For their part, both Comcast and Charter have touted the value of their mobile services as churn busters — yet another reason for customers to be tied to the wireline internet and TV bundle. “Churn reduction arguments are nice,” Moffett said, “but they’re really just tiebreakers.”

So into this market comes Altice USA, with 3.3 million video customers and 4.1 million internet customers. It has what it believes to be an edge: owner’s economics on the Sprint network. Partial owner’s economics, anyway.

Under the agreement signed with Sprint, Sprint can build as many small cells as it wants on Altice’s network to, among other reasons, expand its 5G wherewithal. Sprint doesn’t have to pay any lease or backhaul fees, only for the hardware and construction costs. Altice, meanwhile, incurs no costs when it uses those small cells to support its mobile service.

Speaking recently about what he calls an “infrastructure-based MVNO,” Altice USA CEO Dexter Goei said Sprint has already deployed around 19,000 small cells on its network.

“We have relatively attractive wholesale economics compared to other MVNOs,” Goei noted on Altice’s May 2 first-quarter earnings call. “Our core network infrastructure is ready to go, giving us full access control over the customer experience and allows us to better manage traffic.”

Small Cells Save on Costs

Indeed, the more small cells that are added, the more Altice’s MVNO costs will come down over time. Further, T-Mobile has already agreed not to disrupt the deal if and when it closes on its $26 billion bid to acquire Sprint.

“It’s a rather elegant solution,” Moffett said. “Sprint gets a huge cost and time-to-market advantage versus Verizon, AT&T, and — if the [merger] deal is rejected — T-Mobile.
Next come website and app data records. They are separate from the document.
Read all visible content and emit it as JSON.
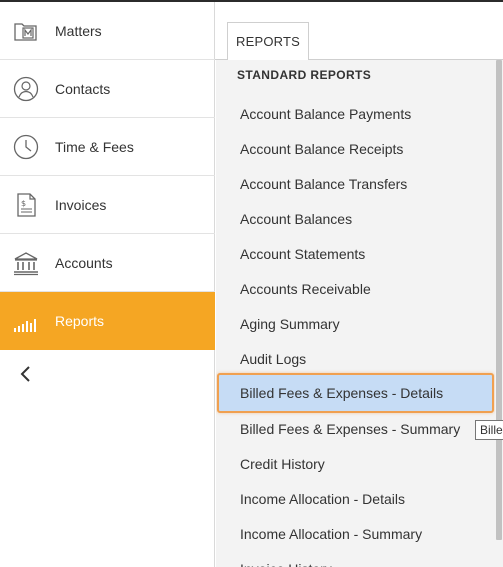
{
  "sidebar": {
    "items": [
      {
        "label": "Matters",
        "icon": "matters-icon"
      },
      {
        "label": "Contacts",
        "icon": "contacts-icon"
      },
      {
        "label": "Time & Fees",
        "icon": "clock-icon"
      },
      {
        "label": "Invoices",
        "icon": "invoice-icon"
      },
      {
        "label": "Accounts",
        "icon": "bank-icon"
      },
      {
        "label": "Reports",
        "icon": "bar-chart-icon",
        "active": true
      }
    ],
    "collapse_icon": "chevron-left-icon"
  },
  "tabs": [
    {
      "label": "REPORTS",
      "active": true
    }
  ],
  "panel": {
    "header": "STANDARD REPORTS",
    "items": [
      "Account Balance Payments",
      "Account Balance Receipts",
      "Account Balance Transfers",
      "Account Balances",
      "Account Statements",
      "Accounts Receivable",
      "Aging Summary",
      "Audit Logs",
      "Billed Fees & Expenses - Details",
      "Billed Fees & Expenses - Summary",
      "Credit History",
      "Income Allocation - Details",
      "Income Allocation - Summary",
      "Invoice History"
    ],
    "selected_item": "Billed Fees & Expenses - Details"
  },
  "tooltip": {
    "text": "Billed"
  },
  "colors": {
    "accent": "#f5a623",
    "selection": "#c6dcf5",
    "selection_border": "#f0a050",
    "panel_bg": "#f3f3f3"
  }
}
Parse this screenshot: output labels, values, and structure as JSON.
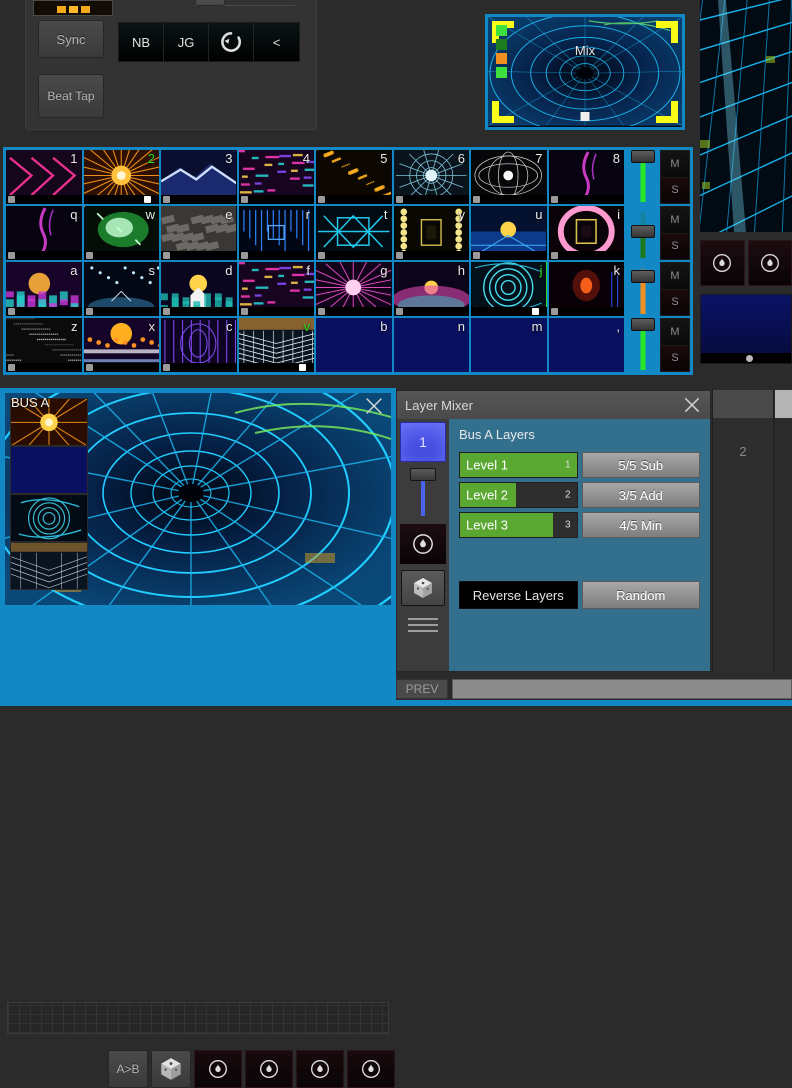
{
  "transport": {
    "sync_label": "Sync",
    "beat_tap_label": "Beat Tap",
    "buttons": [
      "NB",
      "JG",
      "↺",
      "<"
    ],
    "thumb_icon": "clip-thumbnail-icon"
  },
  "mix_preview": {
    "label": "Mix",
    "indicator_colors": [
      "#3de03d",
      "#1e7a1e",
      "#f09020",
      "#3de03d"
    ],
    "frame_color": "#fbfb18",
    "border_color": "#1288c4"
  },
  "grid": {
    "rows": [
      {
        "fader": {
          "color": "#28e828",
          "value": 100
        },
        "mute_label": "M",
        "solo_label": "S",
        "cells": [
          {
            "key": "1",
            "selected": false,
            "empty": false,
            "art": "chevrons-magenta"
          },
          {
            "key": "2",
            "selected": true,
            "empty": false,
            "art": "sunburst-orange"
          },
          {
            "key": "3",
            "selected": false,
            "empty": false,
            "art": "mountain-blue"
          },
          {
            "key": "4",
            "selected": false,
            "empty": false,
            "art": "glitch-pink"
          },
          {
            "key": "5",
            "selected": false,
            "empty": false,
            "art": "sparks-gold"
          },
          {
            "key": "6",
            "selected": false,
            "empty": false,
            "art": "web-cyan"
          },
          {
            "key": "7",
            "selected": false,
            "empty": false,
            "art": "mandala-white"
          },
          {
            "key": "8",
            "selected": false,
            "empty": false,
            "art": "wisp-magenta"
          }
        ]
      },
      {
        "fader": {
          "color": "#1c7a1c",
          "value": 55
        },
        "mute_label": "M",
        "solo_label": "S",
        "cells": [
          {
            "key": "q",
            "selected": false,
            "empty": false,
            "art": "wisp-magenta"
          },
          {
            "key": "w",
            "selected": false,
            "empty": false,
            "art": "nebula-green"
          },
          {
            "key": "e",
            "selected": false,
            "empty": false,
            "art": "concrete-gray"
          },
          {
            "key": "r",
            "selected": false,
            "empty": false,
            "art": "circuit-blue"
          },
          {
            "key": "t",
            "selected": false,
            "empty": false,
            "art": "wire-cyan"
          },
          {
            "key": "y",
            "selected": false,
            "empty": false,
            "art": "corridor-gold"
          },
          {
            "key": "u",
            "selected": false,
            "empty": false,
            "art": "sunset-blue"
          },
          {
            "key": "i",
            "selected": false,
            "empty": false,
            "art": "portal-pink"
          }
        ]
      },
      {
        "fader": {
          "color": "#f09020",
          "value": 80
        },
        "mute_label": "M",
        "solo_label": "S",
        "cells": [
          {
            "key": "a",
            "selected": false,
            "empty": false,
            "art": "city-purple"
          },
          {
            "key": "s",
            "selected": false,
            "empty": false,
            "art": "night-stars"
          },
          {
            "key": "d",
            "selected": false,
            "empty": false,
            "art": "sunset-teal"
          },
          {
            "key": "f",
            "selected": false,
            "empty": false,
            "art": "glitch-pink"
          },
          {
            "key": "g",
            "selected": false,
            "empty": false,
            "art": "burst-magenta"
          },
          {
            "key": "h",
            "selected": false,
            "empty": false,
            "art": "horizon-pink"
          },
          {
            "key": "j",
            "selected": true,
            "empty": false,
            "art": "spiral-cyan"
          },
          {
            "key": "k",
            "selected": false,
            "empty": false,
            "art": "lamp-red"
          }
        ]
      },
      {
        "fader": {
          "color": "#28e828",
          "value": 100
        },
        "mute_label": "M",
        "solo_label": "S",
        "cells": [
          {
            "key": "z",
            "selected": false,
            "empty": false,
            "art": "noise-white"
          },
          {
            "key": "x",
            "selected": false,
            "empty": false,
            "art": "moon-orange"
          },
          {
            "key": "c",
            "selected": false,
            "empty": false,
            "art": "symmetry-violet"
          },
          {
            "key": "v",
            "selected": true,
            "empty": false,
            "art": "tunnel-white"
          },
          {
            "key": "b",
            "selected": false,
            "empty": true,
            "art": ""
          },
          {
            "key": "n",
            "selected": false,
            "empty": true,
            "art": ""
          },
          {
            "key": "m",
            "selected": false,
            "empty": true,
            "art": ""
          },
          {
            "key": ",",
            "selected": false,
            "empty": true,
            "art": ""
          }
        ]
      }
    ]
  },
  "bus": {
    "label": "BUS A",
    "close_icon": "close-icon",
    "layer_thumbs": [
      "sunburst-orange",
      "empty-blue",
      "spiral-cyan",
      "tunnel-white"
    ],
    "buttons": {
      "ab_label": "A>B",
      "dice_icon": "dice-icon",
      "flame_icon": "flame-icon",
      "flame_count": 4
    }
  },
  "layer_mixer": {
    "title": "Layer Mixer",
    "close_icon": "close-icon",
    "deck_number": "1",
    "heading": "Bus A Layers",
    "side_icons": [
      "flame-icon",
      "dice-icon",
      "menu-icon"
    ],
    "levels": [
      {
        "name": "Level 1",
        "num": "1",
        "value": 100,
        "blend": "5/5 Sub"
      },
      {
        "name": "Level 2",
        "num": "2",
        "value": 48,
        "blend": "3/5 Add"
      },
      {
        "name": "Level 3",
        "num": "3",
        "value": 80,
        "blend": "4/5 Min"
      }
    ],
    "reverse_label": "Reverse Layers",
    "random_label": "Random",
    "level_fill_color": "#5aa832"
  },
  "right_deck": {
    "number": "2"
  },
  "prev_bar": {
    "label": "PREV"
  },
  "right_preview": {
    "flame_icon": "flame-icon",
    "flame_count": 2
  },
  "colors": {
    "accent_blue": "#1288c4",
    "panel_teal": "#32708e",
    "green_select": "#22e022",
    "yellow_frame": "#fbfb18",
    "background": "#2b2b2b"
  }
}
And Altice USA gets an MVNO agreement which gets cheaper and cheaper over time as more and more traffic is carried by their joint small cells.”

Goei added, “We’re doing a similar MVNO price point to other MVNOs out there, and it’s going to be profitable right out of the box.”